_TASK_.
Output all the records word for word. Drop the pictures.

_LISTED RECORDS_.

* * * * * * * * *

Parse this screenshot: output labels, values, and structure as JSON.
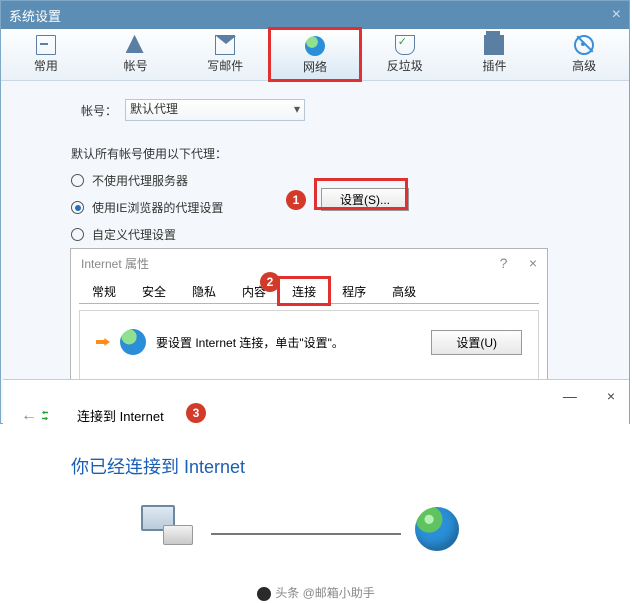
{
  "win1": {
    "title": "系统设置",
    "toolbar": [
      {
        "id": "common",
        "label": "常用"
      },
      {
        "id": "account",
        "label": "帐号"
      },
      {
        "id": "mail",
        "label": "写邮件"
      },
      {
        "id": "network",
        "label": "网络"
      },
      {
        "id": "spam",
        "label": "反垃圾"
      },
      {
        "id": "plugin",
        "label": "插件"
      },
      {
        "id": "advanced",
        "label": "高级"
      }
    ],
    "account_label": "帐号：",
    "account_value": "默认代理",
    "proxy_caption": "默认所有帐号使用以下代理：",
    "proxy_options": [
      {
        "id": "none",
        "label": "不使用代理服务器",
        "checked": false
      },
      {
        "id": "ie",
        "label": "使用IE浏览器的代理设置",
        "checked": true
      },
      {
        "id": "custom",
        "label": "自定义代理设置",
        "checked": false
      }
    ],
    "settings_btn": "设置(S)..."
  },
  "win2": {
    "title": "Internet 属性",
    "help": "?",
    "close": "×",
    "tabs": [
      "常规",
      "安全",
      "隐私",
      "内容",
      "连接",
      "程序",
      "高级"
    ],
    "active_tab": "连接",
    "body_text": "要设置 Internet 连接，单击\"设置\"。",
    "body_btn": "设置(U)"
  },
  "win3": {
    "title": "连接到 Internet",
    "min": "—",
    "close": "×",
    "message": "你已经连接到 Internet"
  },
  "bullets": {
    "b1": "1",
    "b2": "2",
    "b3": "3"
  },
  "footer": "头条 @邮箱小助手"
}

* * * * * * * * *

_WRITTEN SOLUTION_.
Parse this screenshot: output labels, values, and structure as JSON.
{
  "win1": {
    "title": "系统设置",
    "toolbar": [
      {
        "id": "common",
        "label": "常用"
      },
      {
        "id": "account",
        "label": "帐号"
      },
      {
        "id": "mail",
        "label": "写邮件"
      },
      {
        "id": "network",
        "label": "网络"
      },
      {
        "id": "spam",
        "label": "反垃圾"
      },
      {
        "id": "plugin",
        "label": "插件"
      },
      {
        "id": "advanced",
        "label": "高级"
      }
    ],
    "account_label": "帐号：",
    "account_value": "默认代理",
    "proxy_caption": "默认所有帐号使用以下代理：",
    "proxy_options": [
      {
        "id": "none",
        "label": "不使用代理服务器",
        "checked": false
      },
      {
        "id": "ie",
        "label": "使用IE浏览器的代理设置",
        "checked": true
      },
      {
        "id": "custom",
        "label": "自定义代理设置",
        "checked": false
      }
    ],
    "settings_btn": "设置(S)..."
  },
  "win2": {
    "title": "Internet 属性",
    "help": "?",
    "close": "×",
    "tabs": [
      "常规",
      "安全",
      "隐私",
      "内容",
      "连接",
      "程序",
      "高级"
    ],
    "active_tab": "连接",
    "body_text": "要设置 Internet 连接，单击\"设置\"。",
    "body_btn": "设置(U)"
  },
  "win3": {
    "title": "连接到 Internet",
    "min": "—",
    "close": "×",
    "message": "你已经连接到 Internet"
  },
  "bullets": {
    "b1": "1",
    "b2": "2",
    "b3": "3"
  },
  "footer": "头条 @邮箱小助手"
}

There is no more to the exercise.